==== Data to use
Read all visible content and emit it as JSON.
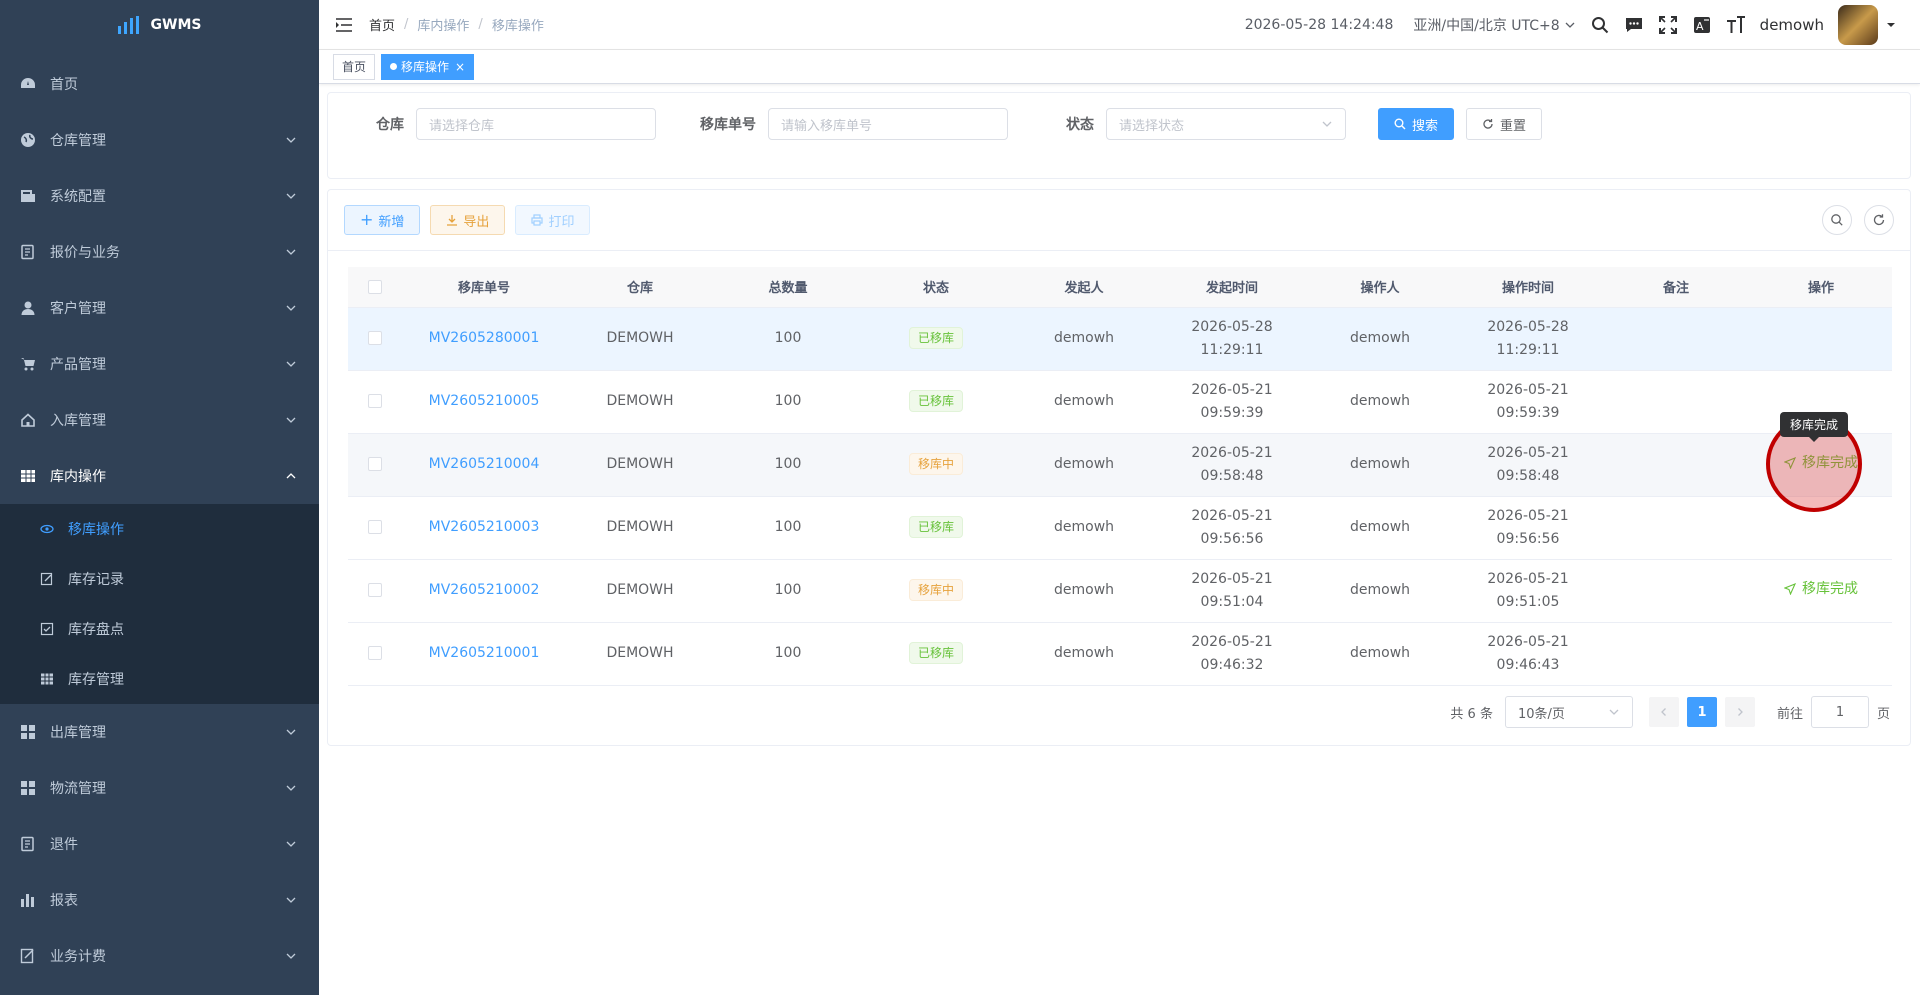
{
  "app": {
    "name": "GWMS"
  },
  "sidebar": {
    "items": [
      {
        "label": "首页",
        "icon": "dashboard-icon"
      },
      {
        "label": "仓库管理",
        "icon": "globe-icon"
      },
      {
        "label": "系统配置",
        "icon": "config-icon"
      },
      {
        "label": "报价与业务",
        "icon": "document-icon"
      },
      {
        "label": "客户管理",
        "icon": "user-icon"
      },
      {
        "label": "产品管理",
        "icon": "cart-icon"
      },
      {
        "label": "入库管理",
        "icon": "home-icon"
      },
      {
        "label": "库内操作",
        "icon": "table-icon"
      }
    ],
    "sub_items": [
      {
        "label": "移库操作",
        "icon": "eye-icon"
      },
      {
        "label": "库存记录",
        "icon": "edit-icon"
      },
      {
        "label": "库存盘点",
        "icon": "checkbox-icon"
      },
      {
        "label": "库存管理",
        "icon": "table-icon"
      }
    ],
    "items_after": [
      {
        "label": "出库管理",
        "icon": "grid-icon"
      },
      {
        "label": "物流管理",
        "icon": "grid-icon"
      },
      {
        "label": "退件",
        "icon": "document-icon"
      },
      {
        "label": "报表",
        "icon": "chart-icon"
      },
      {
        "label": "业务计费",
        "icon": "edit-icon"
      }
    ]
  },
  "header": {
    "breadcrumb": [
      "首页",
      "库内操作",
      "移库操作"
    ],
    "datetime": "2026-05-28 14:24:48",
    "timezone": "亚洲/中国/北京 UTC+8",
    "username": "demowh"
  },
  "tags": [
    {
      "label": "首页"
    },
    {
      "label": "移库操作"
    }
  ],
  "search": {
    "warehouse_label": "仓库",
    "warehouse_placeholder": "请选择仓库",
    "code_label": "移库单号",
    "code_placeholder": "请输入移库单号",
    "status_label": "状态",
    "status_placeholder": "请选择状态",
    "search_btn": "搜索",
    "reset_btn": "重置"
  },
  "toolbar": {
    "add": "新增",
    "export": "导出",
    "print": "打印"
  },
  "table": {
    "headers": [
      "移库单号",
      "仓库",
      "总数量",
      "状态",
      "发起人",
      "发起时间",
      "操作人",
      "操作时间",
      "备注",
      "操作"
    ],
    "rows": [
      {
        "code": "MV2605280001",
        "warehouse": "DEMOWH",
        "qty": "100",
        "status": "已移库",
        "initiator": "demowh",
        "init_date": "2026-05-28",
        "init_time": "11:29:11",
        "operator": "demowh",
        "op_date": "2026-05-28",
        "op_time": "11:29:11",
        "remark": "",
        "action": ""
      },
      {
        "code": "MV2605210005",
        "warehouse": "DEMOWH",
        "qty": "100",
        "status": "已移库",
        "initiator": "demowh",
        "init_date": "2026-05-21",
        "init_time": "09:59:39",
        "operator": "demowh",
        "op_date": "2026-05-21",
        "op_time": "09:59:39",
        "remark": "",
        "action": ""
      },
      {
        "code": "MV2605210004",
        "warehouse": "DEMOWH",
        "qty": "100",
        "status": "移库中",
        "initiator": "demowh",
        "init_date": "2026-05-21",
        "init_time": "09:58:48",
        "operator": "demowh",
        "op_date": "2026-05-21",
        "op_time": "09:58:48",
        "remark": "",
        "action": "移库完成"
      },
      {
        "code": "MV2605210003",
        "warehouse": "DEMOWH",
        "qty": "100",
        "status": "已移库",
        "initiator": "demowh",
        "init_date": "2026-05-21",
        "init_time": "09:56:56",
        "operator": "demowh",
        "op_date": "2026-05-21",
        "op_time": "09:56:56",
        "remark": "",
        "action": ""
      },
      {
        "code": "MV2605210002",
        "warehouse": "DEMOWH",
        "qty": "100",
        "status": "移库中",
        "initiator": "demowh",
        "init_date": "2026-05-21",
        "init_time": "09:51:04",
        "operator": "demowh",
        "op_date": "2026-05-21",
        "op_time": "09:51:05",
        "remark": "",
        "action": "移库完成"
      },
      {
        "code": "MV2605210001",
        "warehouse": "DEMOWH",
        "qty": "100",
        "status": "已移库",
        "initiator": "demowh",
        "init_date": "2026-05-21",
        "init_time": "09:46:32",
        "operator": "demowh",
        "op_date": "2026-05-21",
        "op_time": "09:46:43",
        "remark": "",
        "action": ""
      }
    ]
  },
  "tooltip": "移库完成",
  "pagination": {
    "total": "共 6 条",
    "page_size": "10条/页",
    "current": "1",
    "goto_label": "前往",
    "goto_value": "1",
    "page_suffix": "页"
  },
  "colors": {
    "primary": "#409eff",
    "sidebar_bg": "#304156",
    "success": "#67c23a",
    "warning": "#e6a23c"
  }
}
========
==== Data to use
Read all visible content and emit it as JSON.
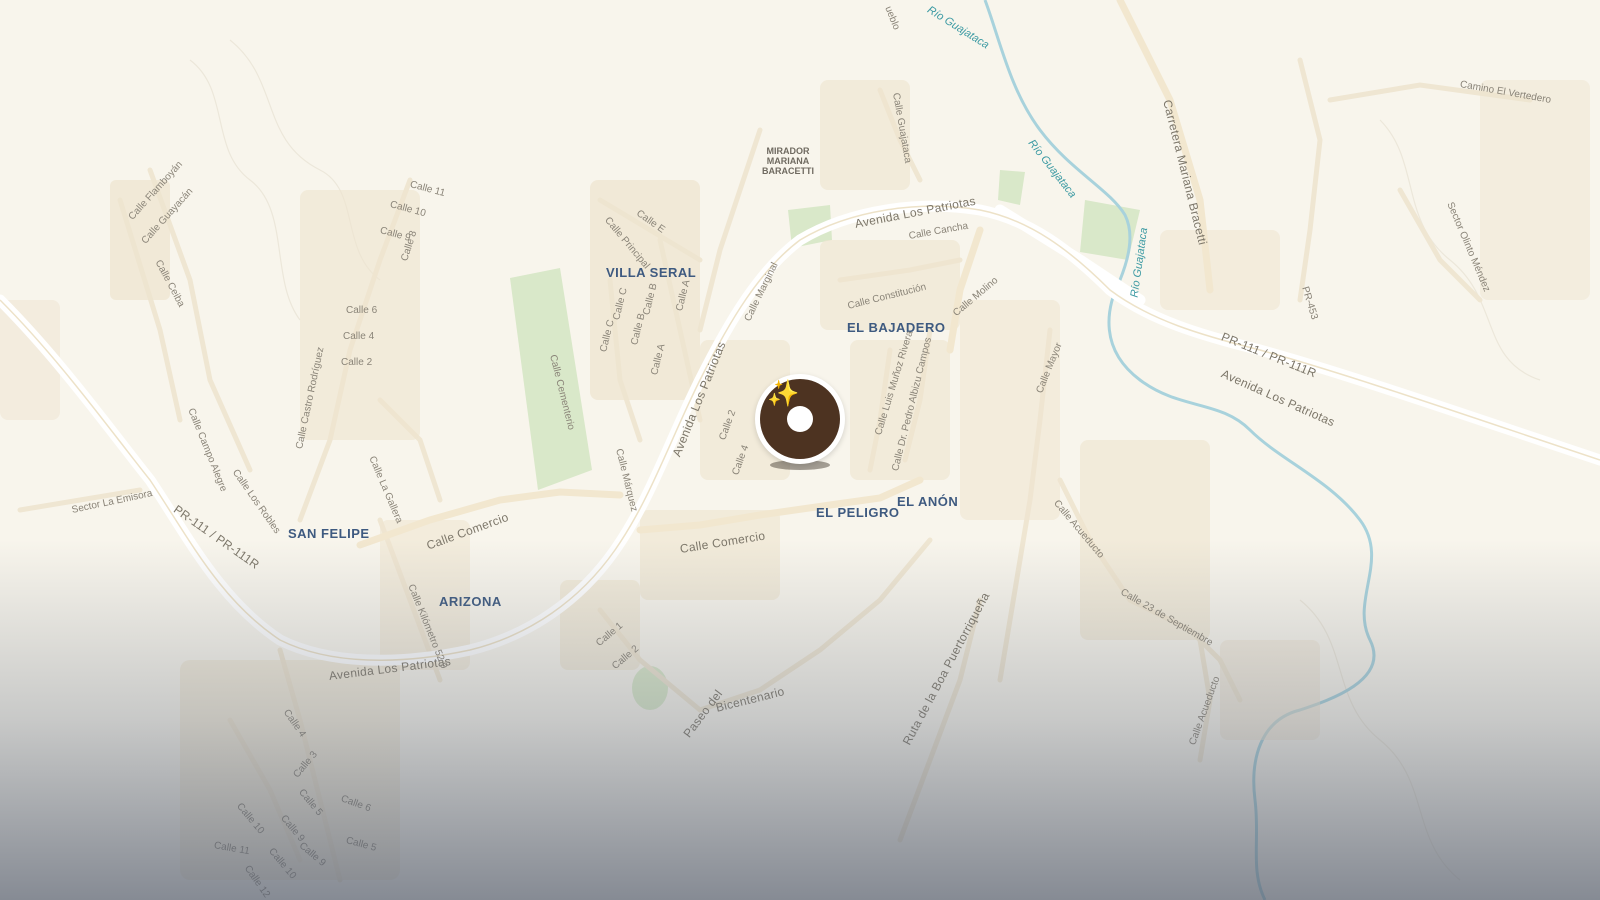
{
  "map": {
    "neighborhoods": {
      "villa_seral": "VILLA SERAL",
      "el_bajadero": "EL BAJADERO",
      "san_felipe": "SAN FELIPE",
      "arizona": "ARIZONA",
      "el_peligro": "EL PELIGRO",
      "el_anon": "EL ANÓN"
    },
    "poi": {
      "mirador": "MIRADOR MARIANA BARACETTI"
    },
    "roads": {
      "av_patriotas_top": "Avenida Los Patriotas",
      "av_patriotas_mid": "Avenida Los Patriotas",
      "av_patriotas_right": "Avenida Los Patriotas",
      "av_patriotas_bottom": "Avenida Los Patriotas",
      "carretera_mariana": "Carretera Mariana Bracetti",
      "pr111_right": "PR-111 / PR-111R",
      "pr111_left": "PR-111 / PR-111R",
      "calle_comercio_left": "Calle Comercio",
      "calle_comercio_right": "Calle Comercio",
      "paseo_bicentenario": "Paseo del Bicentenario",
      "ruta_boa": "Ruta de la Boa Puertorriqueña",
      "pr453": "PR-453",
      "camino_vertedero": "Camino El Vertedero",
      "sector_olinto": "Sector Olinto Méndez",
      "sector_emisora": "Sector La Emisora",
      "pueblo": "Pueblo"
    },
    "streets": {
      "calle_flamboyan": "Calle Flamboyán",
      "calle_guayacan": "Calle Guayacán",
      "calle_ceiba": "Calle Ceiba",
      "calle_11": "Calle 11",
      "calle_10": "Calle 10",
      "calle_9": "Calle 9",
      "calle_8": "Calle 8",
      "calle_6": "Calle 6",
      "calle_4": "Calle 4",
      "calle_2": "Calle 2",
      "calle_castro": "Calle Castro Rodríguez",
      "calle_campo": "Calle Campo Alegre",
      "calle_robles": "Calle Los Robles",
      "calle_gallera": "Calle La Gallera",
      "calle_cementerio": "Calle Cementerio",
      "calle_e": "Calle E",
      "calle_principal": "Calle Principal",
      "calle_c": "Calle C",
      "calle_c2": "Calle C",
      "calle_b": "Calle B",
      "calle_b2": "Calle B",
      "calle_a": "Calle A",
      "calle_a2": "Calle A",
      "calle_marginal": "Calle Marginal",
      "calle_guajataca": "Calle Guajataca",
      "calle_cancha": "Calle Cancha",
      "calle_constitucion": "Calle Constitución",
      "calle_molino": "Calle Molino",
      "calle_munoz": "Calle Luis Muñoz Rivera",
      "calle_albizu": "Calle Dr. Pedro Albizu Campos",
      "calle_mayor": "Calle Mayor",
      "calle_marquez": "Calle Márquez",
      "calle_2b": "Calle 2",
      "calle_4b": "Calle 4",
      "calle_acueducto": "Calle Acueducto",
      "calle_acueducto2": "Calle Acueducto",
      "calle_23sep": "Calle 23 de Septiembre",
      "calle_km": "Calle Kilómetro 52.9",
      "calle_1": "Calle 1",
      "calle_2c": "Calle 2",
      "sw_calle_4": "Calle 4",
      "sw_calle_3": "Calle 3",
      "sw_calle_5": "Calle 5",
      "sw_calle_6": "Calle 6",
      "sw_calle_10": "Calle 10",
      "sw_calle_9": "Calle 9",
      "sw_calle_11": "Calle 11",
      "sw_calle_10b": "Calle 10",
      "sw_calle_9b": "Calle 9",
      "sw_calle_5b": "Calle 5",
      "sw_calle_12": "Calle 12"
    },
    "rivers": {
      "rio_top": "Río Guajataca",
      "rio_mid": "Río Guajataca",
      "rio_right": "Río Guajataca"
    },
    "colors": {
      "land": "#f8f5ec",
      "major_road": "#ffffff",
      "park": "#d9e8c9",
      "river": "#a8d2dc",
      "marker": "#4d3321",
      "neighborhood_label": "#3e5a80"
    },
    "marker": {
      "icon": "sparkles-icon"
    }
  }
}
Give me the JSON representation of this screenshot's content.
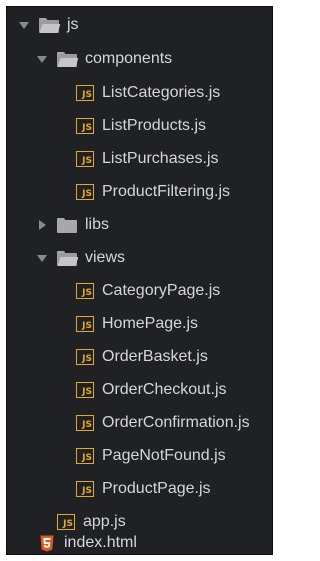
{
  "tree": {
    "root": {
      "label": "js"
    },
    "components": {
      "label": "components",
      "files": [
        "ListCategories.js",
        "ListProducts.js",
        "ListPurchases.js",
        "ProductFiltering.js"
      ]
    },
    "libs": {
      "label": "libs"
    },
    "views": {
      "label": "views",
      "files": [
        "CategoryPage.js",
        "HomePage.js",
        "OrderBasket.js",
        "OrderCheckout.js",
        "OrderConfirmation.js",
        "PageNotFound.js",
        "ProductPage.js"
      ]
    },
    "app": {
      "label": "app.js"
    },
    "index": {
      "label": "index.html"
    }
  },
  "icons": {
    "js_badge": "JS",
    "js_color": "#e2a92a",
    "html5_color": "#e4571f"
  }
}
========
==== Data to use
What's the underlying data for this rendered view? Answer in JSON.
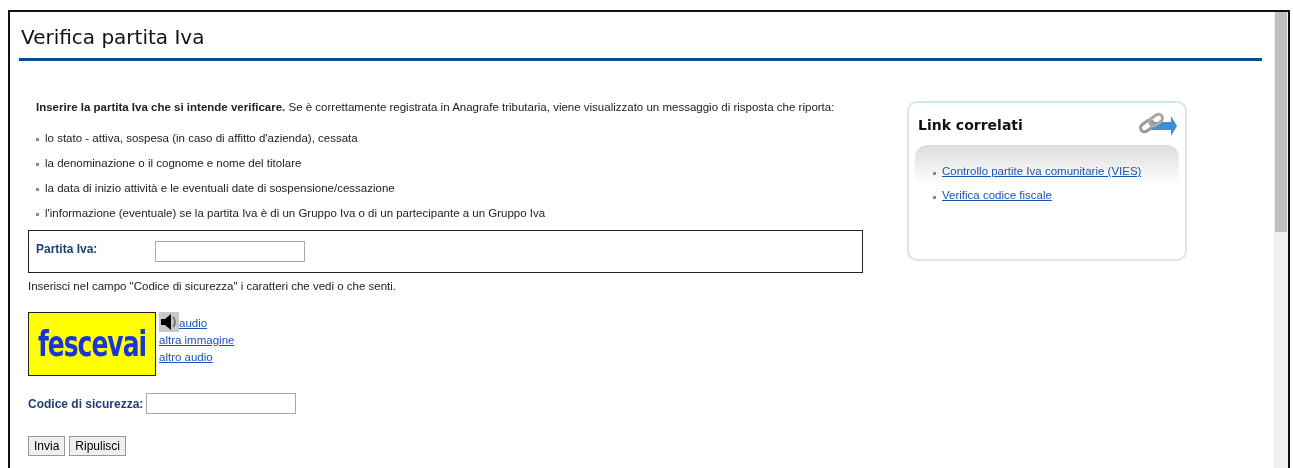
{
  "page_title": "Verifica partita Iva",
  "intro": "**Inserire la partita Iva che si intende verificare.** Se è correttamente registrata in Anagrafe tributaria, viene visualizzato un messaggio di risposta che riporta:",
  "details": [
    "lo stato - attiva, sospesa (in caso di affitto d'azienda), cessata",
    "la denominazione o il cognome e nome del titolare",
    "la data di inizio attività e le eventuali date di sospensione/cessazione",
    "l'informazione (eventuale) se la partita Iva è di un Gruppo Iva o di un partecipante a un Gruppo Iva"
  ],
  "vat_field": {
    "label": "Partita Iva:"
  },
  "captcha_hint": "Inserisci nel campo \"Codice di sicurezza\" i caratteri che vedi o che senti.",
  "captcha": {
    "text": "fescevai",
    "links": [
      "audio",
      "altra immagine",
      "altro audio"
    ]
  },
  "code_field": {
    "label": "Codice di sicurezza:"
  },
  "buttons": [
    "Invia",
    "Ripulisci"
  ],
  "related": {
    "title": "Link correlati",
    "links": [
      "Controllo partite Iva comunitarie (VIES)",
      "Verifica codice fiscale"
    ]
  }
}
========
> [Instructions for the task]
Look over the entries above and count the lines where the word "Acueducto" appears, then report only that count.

> [Reply]
2